_Activity_: Every line with the word "place" in it should be extracted from the data that follows.

_Supplied data_:

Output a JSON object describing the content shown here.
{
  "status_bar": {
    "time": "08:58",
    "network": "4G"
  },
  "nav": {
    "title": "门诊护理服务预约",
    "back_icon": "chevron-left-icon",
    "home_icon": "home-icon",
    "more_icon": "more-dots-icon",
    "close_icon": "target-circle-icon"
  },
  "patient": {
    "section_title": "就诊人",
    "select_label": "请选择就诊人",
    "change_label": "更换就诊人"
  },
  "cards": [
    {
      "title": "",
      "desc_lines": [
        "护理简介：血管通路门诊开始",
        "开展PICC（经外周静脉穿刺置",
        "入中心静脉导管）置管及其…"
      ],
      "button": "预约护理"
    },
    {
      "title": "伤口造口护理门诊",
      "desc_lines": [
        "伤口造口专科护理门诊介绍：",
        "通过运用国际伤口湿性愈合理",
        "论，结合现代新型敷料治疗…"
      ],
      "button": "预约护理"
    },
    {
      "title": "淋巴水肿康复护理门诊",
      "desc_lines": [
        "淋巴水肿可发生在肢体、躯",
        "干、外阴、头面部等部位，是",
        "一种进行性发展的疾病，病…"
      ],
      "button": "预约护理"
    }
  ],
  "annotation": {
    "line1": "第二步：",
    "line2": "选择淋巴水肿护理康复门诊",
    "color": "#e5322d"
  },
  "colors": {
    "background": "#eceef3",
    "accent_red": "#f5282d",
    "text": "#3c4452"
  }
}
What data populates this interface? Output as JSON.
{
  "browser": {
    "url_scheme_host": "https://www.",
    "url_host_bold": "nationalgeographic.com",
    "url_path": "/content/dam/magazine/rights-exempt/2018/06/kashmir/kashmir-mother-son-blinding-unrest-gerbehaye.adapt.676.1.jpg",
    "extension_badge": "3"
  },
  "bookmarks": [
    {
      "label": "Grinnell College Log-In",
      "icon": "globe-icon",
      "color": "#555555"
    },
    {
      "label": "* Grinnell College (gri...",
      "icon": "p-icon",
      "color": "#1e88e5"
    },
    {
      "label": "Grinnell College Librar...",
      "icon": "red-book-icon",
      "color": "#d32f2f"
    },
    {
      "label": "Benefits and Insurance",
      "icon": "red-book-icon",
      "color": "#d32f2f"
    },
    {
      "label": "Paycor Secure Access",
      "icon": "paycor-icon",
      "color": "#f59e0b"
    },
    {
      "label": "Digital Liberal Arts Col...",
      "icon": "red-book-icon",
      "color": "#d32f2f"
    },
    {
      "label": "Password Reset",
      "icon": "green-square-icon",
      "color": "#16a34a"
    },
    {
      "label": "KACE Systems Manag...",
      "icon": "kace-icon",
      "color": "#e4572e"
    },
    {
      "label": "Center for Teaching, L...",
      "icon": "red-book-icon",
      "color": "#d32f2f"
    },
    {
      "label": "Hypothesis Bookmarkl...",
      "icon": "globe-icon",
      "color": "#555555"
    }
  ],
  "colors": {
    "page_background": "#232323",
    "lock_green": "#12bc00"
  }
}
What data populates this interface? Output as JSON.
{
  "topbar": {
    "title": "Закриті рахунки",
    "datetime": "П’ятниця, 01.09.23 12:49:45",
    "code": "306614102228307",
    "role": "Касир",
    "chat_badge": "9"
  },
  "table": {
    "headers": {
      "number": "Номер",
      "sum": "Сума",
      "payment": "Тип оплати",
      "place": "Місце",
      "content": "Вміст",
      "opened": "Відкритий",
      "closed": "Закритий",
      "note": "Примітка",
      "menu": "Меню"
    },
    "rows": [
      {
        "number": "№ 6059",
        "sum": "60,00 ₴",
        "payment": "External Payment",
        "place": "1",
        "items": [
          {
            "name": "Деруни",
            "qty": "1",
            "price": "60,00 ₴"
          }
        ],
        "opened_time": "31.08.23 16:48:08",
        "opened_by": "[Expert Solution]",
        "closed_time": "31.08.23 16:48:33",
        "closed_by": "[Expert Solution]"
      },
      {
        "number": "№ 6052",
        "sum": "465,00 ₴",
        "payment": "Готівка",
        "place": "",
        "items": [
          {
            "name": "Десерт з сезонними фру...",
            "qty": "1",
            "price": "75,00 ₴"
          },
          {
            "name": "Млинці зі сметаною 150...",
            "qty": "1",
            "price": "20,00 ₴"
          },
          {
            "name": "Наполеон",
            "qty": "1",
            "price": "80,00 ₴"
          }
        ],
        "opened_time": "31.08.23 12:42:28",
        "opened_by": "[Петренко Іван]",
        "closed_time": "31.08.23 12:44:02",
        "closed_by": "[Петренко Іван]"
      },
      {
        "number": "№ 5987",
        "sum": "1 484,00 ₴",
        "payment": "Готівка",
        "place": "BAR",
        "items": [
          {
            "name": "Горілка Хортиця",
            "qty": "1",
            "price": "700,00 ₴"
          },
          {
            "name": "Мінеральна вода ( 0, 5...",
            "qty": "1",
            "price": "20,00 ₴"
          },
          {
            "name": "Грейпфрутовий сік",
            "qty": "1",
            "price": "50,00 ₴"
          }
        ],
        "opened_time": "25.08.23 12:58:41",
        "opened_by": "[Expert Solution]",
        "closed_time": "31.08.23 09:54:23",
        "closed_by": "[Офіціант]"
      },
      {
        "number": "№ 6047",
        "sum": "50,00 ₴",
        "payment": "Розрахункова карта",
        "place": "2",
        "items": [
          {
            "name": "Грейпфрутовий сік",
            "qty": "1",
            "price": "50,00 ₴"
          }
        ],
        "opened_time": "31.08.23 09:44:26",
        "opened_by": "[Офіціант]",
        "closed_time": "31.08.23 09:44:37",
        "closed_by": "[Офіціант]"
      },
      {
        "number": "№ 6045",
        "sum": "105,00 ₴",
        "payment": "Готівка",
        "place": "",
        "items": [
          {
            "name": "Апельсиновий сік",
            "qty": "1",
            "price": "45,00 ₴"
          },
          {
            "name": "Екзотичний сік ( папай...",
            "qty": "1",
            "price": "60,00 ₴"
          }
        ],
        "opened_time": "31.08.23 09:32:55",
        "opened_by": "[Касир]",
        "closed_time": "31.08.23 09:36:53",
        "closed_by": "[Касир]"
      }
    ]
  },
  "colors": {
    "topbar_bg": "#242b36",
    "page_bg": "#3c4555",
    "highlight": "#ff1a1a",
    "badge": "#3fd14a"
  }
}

_Response to the task_:
      "place": "Місце",
        "place": "1",
        "place": "",
        "place": "BAR",
        "place": "2",
        "place": "",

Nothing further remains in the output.